Your natural sleep-wake cycle or circadian rhythm is a finely tuned mechanism.
It has evolved over millions of years and controls many important processes in your body. It helps you anticipate regular environmental patterns such as day and night and how to best prepare for them.
This 'body clock' is constantly adjusting itself to align internal workings with the external environment based on cues such as light and temperature.
Since the early 20th century, scientists have known that light plays a major role in your circadian rhythm.
Before the industrial revolution, the primary source of light was the sun.
However, in the past 100 years with the proliferation of artificial lighting and light emitting devices, it is arguable that the sun no longer our primary light source. We now have bright LED lights, phones, laptops and tablets that emit light at all hours of the day.

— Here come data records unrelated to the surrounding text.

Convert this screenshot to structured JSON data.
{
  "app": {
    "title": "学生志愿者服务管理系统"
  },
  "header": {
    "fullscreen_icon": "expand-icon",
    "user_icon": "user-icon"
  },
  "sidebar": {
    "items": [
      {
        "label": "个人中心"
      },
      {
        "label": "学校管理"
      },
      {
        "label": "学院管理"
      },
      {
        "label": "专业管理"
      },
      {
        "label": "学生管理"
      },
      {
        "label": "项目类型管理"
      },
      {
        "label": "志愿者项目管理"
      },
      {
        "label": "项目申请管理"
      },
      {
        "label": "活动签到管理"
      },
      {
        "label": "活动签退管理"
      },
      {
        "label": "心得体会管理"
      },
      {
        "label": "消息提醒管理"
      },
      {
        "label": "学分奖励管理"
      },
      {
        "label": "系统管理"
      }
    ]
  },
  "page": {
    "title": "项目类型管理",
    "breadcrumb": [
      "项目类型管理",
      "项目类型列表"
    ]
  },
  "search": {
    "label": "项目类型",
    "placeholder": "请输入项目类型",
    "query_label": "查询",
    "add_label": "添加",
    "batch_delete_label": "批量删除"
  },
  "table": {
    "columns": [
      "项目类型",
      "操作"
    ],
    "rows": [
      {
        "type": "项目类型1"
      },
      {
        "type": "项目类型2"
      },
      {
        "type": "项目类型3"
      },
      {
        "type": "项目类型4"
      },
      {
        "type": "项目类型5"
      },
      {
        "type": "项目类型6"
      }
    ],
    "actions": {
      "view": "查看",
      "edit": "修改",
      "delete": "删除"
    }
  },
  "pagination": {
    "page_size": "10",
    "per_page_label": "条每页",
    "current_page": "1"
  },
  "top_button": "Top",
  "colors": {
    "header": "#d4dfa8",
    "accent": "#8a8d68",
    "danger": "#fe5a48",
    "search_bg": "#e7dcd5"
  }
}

Increasingly, scientists think this is a problem. Because our eyes do not differentiate between artificial and sun light, exposure to electronic light at night results in a similar circadian response as exposure to sun light.
Study after study, such as this article in the Harvard Medical Journal, shows that exposure to electronic light late at night has adverse impacts on your sleep.
However, not all frequencies of light affect your body in the same way. Light in the blue portion of the visual spectrum results in the most circadian disruption. From the study:
Harvard researchers and their colleagues conducted an experiment comparing the effects of 6.5 hours of exposure to blue light to exposure to green light of comparable brightness. The blue light suppressed melatonin for about twice as long as the green light and shifted circadian rhythms by twice as much (3 hours vs. 1.5 hours).
Suppression of melatonin at night is a problem. Melatonin is known as the 'sleep hormone' and is released in the evening in the absence of light, as you prepare for sleep.
A delay in the release of melatonin means it could shift your circadian phase later into the night i.e. you fall asleep later and wake up later. This could be a problem if you need to wake up at a set time for school or work.
There is now a novel way to help mitigate the impact of exposure to blue light : Blue Block Glasses. The same Harvard study recommends "if you work a night shift or use a lot of electronic devices at night, consider wearing blue light blocking glasses".
Although the research is still emerging, we believe Blue Block Glasses hold immense potential as a general promoter of better sleep hygiene as they filter the harsh blue light emitted by electronic devices in the evening.
Check out some of our blog posts to learn more.
The Blue Block Glasses Team